“That was the year my mom gave me a copy of AutoCad to play around with as a gift,” he said. “I loved the idea of being able to imagine a space, build it, and have someone walk through my creation. To this day, the most fulfilling part of my job is observing how people interact with places that once existed only in my head.”
His path to LSU was circumstantial, he admits. “I wish I could say I followed some profound process picking where to study architecture, but I didn’t,” he said. “I was an international student at Tulane with a high GPA and no money. LSU had a far better academic scholarship package for students like me, so I transferred and moved to Baton Rouge.”
“That was one of the best decisions I could have made as a college student. I met some of my closest friends at LSU, folks that I collaborate with to this day. Moreover, I now had a winning football team to support.”
He was able to work at one of the nation’s top design firms while he matriculated. The LSU School of Architecture’s consortium fellowship also enabled him to spend a year in Washington, D.C., studying architecture in an urban context.
“Studying architecture at LSU opened my horizons.”
Since graduating, he has lived in Boston and D.C. and worked on projects on five continents. He currently works in the nation’s capital at Smithgroup as a lead designer in the cultural studio. His practice group focuses on museums and other cultural edifices.
He also runs SamanHaus, a social architecture nonprofit he launched in 2015 to provide pro bono architecture services to children’s institutions in Haiti.
“In many ways, creating the nonprofit was the logical progression in a series of volunteer efforts that started for me in 2010 after the devastating earthquake of 2010. It was also a way to work with my close friends Mike Johnson and Robin Bankert on projects that used our skills and training to give others happiness.”
O’Garro’s passion for design and youth development helped him identify the need to couple the two to create better living conditions for society’s most vulnerable members. He believes that “designing beautiful, safe spaces for Haiti’s orphans creates positive ripple effects on their life trajectories.”
Projects include the renovation & expansion of the Clermont Foundation Center for Homeless Youth in Jacmel, Haiti.
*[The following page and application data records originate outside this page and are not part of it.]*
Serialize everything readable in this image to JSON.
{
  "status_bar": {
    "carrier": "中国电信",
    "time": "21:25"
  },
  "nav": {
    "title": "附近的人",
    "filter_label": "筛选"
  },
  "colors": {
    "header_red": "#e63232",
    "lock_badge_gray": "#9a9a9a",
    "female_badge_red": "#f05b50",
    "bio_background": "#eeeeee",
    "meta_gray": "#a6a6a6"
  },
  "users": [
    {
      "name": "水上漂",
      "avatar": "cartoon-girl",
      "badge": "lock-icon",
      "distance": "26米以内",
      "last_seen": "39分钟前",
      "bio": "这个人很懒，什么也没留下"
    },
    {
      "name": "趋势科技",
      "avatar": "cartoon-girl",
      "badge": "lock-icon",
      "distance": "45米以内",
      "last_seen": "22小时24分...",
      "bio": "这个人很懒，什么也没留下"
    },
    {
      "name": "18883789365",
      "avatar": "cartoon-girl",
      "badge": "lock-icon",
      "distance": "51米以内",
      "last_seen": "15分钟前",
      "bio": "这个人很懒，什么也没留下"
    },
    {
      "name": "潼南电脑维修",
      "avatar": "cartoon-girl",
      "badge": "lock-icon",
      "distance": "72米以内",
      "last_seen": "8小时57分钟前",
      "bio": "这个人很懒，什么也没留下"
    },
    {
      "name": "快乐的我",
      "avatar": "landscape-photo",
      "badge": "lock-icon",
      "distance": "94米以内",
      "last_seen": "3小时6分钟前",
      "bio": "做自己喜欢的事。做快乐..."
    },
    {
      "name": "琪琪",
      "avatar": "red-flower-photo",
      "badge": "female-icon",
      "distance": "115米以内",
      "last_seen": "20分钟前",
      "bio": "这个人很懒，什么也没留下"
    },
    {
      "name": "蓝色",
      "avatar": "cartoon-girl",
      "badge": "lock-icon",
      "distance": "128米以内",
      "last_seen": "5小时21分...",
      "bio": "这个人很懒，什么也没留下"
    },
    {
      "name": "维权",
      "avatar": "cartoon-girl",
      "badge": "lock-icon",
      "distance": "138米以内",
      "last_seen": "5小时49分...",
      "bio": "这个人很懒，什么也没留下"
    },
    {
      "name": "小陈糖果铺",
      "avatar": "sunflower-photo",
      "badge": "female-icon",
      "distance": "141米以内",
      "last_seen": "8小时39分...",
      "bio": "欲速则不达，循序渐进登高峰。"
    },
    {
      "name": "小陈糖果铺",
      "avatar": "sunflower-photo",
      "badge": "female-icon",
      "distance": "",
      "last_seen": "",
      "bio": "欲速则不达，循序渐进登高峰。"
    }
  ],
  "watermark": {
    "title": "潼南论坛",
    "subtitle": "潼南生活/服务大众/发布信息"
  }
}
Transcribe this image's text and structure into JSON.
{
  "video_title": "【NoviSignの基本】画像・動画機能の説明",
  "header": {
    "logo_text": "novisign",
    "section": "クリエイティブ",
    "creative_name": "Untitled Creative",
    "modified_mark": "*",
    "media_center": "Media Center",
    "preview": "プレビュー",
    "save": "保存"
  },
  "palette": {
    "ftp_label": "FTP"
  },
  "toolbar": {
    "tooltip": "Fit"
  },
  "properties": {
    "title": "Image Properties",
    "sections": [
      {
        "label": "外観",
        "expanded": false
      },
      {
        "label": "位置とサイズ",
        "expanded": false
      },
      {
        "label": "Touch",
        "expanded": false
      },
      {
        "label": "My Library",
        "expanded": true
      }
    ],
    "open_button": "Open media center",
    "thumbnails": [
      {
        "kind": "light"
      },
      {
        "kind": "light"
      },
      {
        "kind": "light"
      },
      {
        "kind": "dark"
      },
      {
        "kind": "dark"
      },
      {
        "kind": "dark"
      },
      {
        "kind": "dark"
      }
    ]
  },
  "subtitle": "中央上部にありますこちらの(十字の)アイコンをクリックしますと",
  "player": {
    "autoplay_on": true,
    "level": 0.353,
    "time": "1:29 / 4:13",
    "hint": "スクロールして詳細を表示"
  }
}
The center provides food, shelter, healthcare, and education to homeless boys in Jacmel.
“Ivan and I were in the same class at LSU SoA, and we’ve been close friends ever since,” said Mike Johnson (BArch 2012), Harvard Graduate School of Design graduate and SamanHaus lead designer.
“In 2015, when we were both living in Boston, he offered me an amazing opportunity to join him in a nonprofit that he just started,” Johnson said.
SamanHaus’s first project was to renovate and expand the orphanage building at no cost to the orphanage. Johnson said they think of this project as a prototype for new construction in Haiti for many reasons:
- An innovative CEB structural system is safe for seismic loads and hurricanes.
- A bamboo facade encourages bamboo forestry to fight deforestation.
- A rainwater collection system provides free, safe drinking water.
- Solar panels produce continuous, stable power and sustainability.
“Beautifully designed spaces significantly enhance the orphans’ experiences and lives,” Johnson said. “This nonprofit and this project epitomize Ivan as a person and as an architect. He is a good friend, from those closest to him to people in need in another country.”
“He cares deeply about everyone, from fighting for safety in Haitian construction to fighting for racial justice at home. He advocates for sustainable design, from fighting climate change with renewable energy to designing healthy environments for those in need.
Ivan is constantly innovating, he has tremendous design skills, and he has an extraordinary ability to connect with people – all people. I am so fortunate to be able to call Ivan a close friend and colleague, and I look forward to seeing what the next chapter brings us.”
The ultimate goal: to use design as a means of making life better for all.